Cheshire Constabulary taking part in Anti-Social Behaviour Awareness Week
Main article content
A number of activities are taking place across Cheshire this week as Cheshire Constabulary takes part in the third national Anti-Social Behaviour (ASB) Awareness Week.
Between 3 July and 9 July, each of the nine Local Policing Units (LPUs) will undertake a series of activities to tackle and address ASB, ranging from foot patrols to checking in with local schools.
The awareness week is organised by safety specialists Resolve.
Across Macclesfield, officers are engaged in both uniformed and plain clothes patrols in ASB hotspots, aimed at preventing and detecting those engaged in ASB.
Officers in Chester have delivered ASB talks at primary schools while also conducting foot patrols.
Meanwhile, Crewe officers have been patrolling hotspots in Nantwich, while the Crewe central team has spoken to students.
In Northwich, PCSOs gave a summer safety talk and presentation at a primary school, as well as being involved in a multi-agency event in Weaverham with a housing trust and parish councillors.
Warrington LPU will be focussing their efforts this week in tackling street drinking and the associated ASB it causes, with increased patrols and enforcement where required.
Officers from Widnes will be patrolling known ASB locations with a focus on referring perpetrators to partner agencies for support.
Across Cheshire, PCSOs will be working with local businesses and conducting Residents Voice Surveys with members of the local community.
Inspector Andrew Baker, the Constabulary’s deputy lead for Anti-Social Behaviour Awareness week, said:

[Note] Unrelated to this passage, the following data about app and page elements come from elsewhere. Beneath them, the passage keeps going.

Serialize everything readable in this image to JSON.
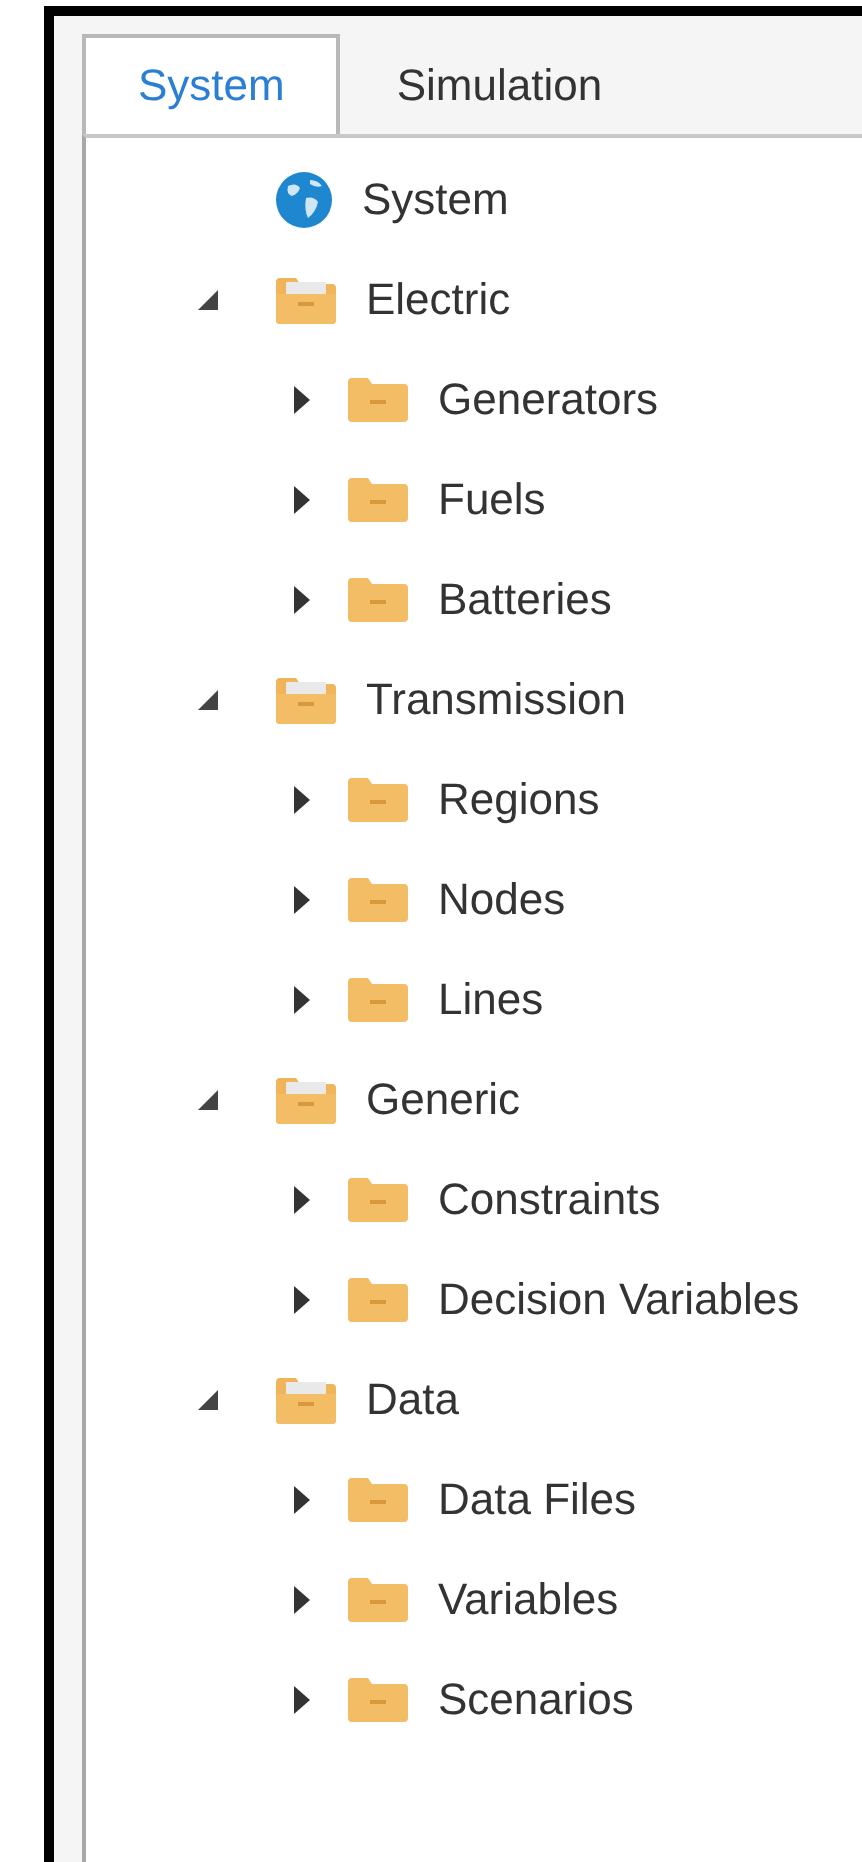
{
  "tabs": [
    {
      "label": "System",
      "selected": true
    },
    {
      "label": "Simulation",
      "selected": false
    }
  ],
  "tree": [
    {
      "kind": "globe",
      "label": "System"
    },
    {
      "kind": "folder",
      "label": "Electric",
      "expanded": true,
      "children": [
        {
          "kind": "folder",
          "label": "Generators",
          "expanded": false
        },
        {
          "kind": "folder",
          "label": "Fuels",
          "expanded": false
        },
        {
          "kind": "folder",
          "label": "Batteries",
          "expanded": false
        }
      ]
    },
    {
      "kind": "folder",
      "label": "Transmission",
      "expanded": true,
      "children": [
        {
          "kind": "folder",
          "label": "Regions",
          "expanded": false
        },
        {
          "kind": "folder",
          "label": "Nodes",
          "expanded": false
        },
        {
          "kind": "folder",
          "label": "Lines",
          "expanded": false
        }
      ]
    },
    {
      "kind": "folder",
      "label": "Generic",
      "expanded": true,
      "children": [
        {
          "kind": "folder",
          "label": "Constraints",
          "expanded": false
        },
        {
          "kind": "folder",
          "label": "Decision Variables",
          "expanded": false
        }
      ]
    },
    {
      "kind": "folder",
      "label": "Data",
      "expanded": true,
      "children": [
        {
          "kind": "folder",
          "label": "Data Files",
          "expanded": false
        },
        {
          "kind": "folder",
          "label": "Variables",
          "expanded": false
        },
        {
          "kind": "folder",
          "label": "Scenarios",
          "expanded": false
        }
      ]
    }
  ]
}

“ASB has the power to wreck lives and bring misery to communities, so it’s incredibly important we raise awareness of how we can work together with partners to effectively deal with this behaviour.
“ASB can include many things such as graffiti and littering, and even the misuse of off-road motorcycles.
“Police use various tactics to combat these kinds of behaviours, including hot spots policing, educating members of the public, and community safety partnerships.
“While some of this behaviour may seem like low-level crime, we know it can have a long-lasting impact on residents, businesses, and entire neighbourhoods, and I hope this week will show how officers are committed to tackling it.
“But we also need to hear from those who may be affected by ASB, so that we can appropriately deter this behaviour.